##### RECORDS PROVIDED #####

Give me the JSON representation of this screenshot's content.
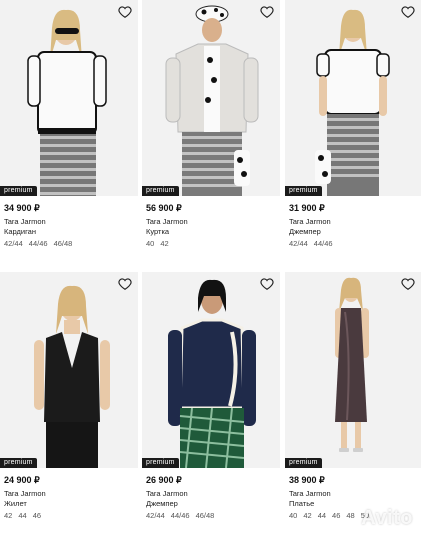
{
  "badge_label": "premium",
  "products": [
    {
      "price": "34 900 ₽",
      "brand": "Tara Jarmon",
      "type": "Кардиган",
      "sizes": [
        "42/44",
        "44/46",
        "46/48"
      ]
    },
    {
      "price": "56 900 ₽",
      "brand": "Tara Jarmon",
      "type": "Куртка",
      "sizes": [
        "40",
        "42"
      ]
    },
    {
      "price": "31 900 ₽",
      "brand": "Tara Jarmon",
      "type": "Джемпер",
      "sizes": [
        "42/44",
        "44/46"
      ]
    },
    {
      "price": "24 900 ₽",
      "brand": "Tara Jarmon",
      "type": "Жилет",
      "sizes": [
        "42",
        "44",
        "46"
      ]
    },
    {
      "price": "26 900 ₽",
      "brand": "Tara Jarmon",
      "type": "Джемпер",
      "sizes": [
        "42/44",
        "44/46",
        "46/48"
      ]
    },
    {
      "price": "38 900 ₽",
      "brand": "Tara Jarmon",
      "type": "Платье",
      "sizes": [
        "40",
        "42",
        "44",
        "46",
        "48",
        "50"
      ]
    }
  ],
  "watermark": "Avito",
  "icons": {
    "favorite": "heart-outline-icon"
  }
}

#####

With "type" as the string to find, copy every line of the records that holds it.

      "type": "Кардиган",
      "type": "Куртка",
      "type": "Джемпер",
      "type": "Жилет",
      "type": "Джемпер",
      "type": "Платье",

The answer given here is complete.